> _TASK DETAILS_: Gather, from the data below, each line in which the word "picker" occurs.

__________

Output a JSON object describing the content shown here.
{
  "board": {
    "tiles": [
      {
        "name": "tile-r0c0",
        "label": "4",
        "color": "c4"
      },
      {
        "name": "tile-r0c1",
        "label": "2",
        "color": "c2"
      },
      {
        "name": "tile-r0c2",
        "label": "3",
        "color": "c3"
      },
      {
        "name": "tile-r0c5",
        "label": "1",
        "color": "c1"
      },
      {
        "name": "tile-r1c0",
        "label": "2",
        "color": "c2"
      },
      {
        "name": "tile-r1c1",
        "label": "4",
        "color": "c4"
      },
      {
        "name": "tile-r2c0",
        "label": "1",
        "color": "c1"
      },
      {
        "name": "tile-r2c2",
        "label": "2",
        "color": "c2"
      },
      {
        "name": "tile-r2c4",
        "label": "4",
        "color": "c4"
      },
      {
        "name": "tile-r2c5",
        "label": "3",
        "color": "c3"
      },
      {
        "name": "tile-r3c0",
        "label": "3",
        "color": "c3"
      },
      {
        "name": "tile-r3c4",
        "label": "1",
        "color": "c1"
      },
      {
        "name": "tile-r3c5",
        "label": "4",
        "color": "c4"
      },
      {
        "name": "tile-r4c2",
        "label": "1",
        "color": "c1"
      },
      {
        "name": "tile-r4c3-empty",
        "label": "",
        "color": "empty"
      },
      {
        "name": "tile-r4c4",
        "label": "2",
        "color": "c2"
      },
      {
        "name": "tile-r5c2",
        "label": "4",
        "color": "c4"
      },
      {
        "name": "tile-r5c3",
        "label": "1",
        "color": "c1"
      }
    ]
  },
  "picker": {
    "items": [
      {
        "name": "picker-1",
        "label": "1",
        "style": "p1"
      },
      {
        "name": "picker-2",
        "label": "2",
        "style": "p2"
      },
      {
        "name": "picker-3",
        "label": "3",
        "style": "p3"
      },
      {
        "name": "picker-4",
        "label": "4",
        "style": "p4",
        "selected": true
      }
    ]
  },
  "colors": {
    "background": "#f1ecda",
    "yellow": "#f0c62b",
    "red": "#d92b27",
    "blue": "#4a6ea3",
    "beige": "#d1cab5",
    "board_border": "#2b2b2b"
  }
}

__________

> _OUTPUT_:
  "picker": {
        "name": "picker-1",
        "name": "picker-2",
        "name": "picker-3",
        "name": "picker-4",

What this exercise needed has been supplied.